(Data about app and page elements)

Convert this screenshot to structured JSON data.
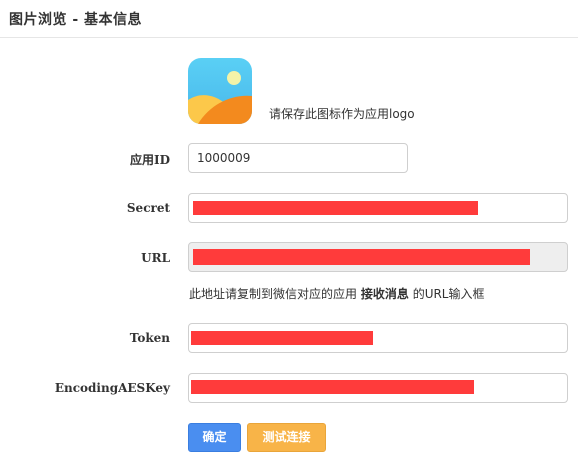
{
  "header": {
    "title": "图片浏览 - 基本信息"
  },
  "logo": {
    "hint": "请保存此图标作为应用logo",
    "icon": "landscape-image-icon"
  },
  "form": {
    "app_id": {
      "label": "应用ID",
      "value": "1000009"
    },
    "secret": {
      "label": "Secret",
      "value": ""
    },
    "url": {
      "label": "URL",
      "value": "",
      "help_prefix": "此地址请复制到微信对应的应用",
      "help_bold": "接收消息",
      "help_suffix": "的URL输入框"
    },
    "token": {
      "label": "Token",
      "value": ""
    },
    "aes_key": {
      "label": "EncodingAESKey",
      "value": ""
    }
  },
  "actions": {
    "confirm": "确定",
    "test": "测试连接"
  },
  "colors": {
    "primary": "#4a8ef0",
    "warning": "#f8b448",
    "redaction": "#ff3b3b"
  }
}
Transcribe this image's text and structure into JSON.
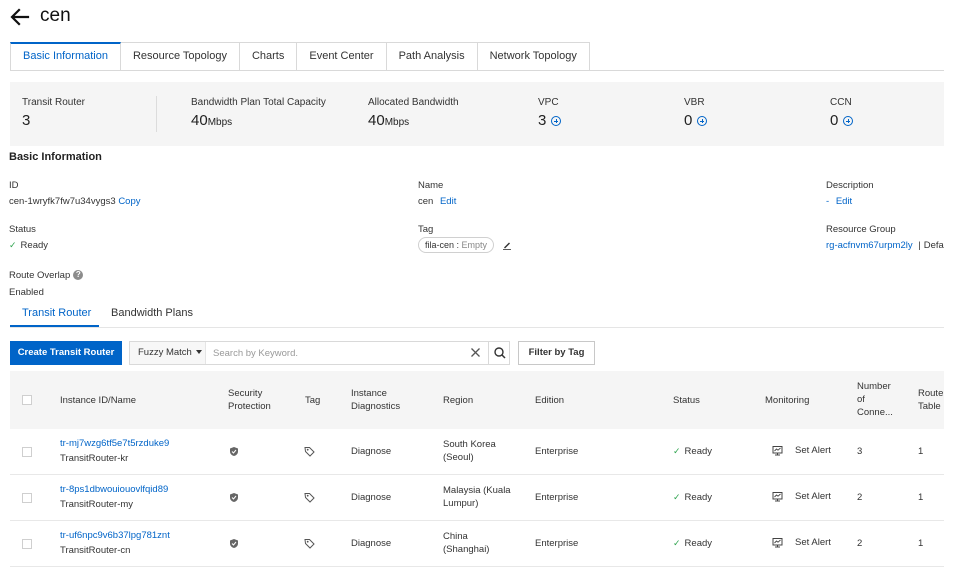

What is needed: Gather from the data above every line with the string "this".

Written solution:
Convert this screenshot to structured JSON data.
Transcribe this image's text and structure into JSON.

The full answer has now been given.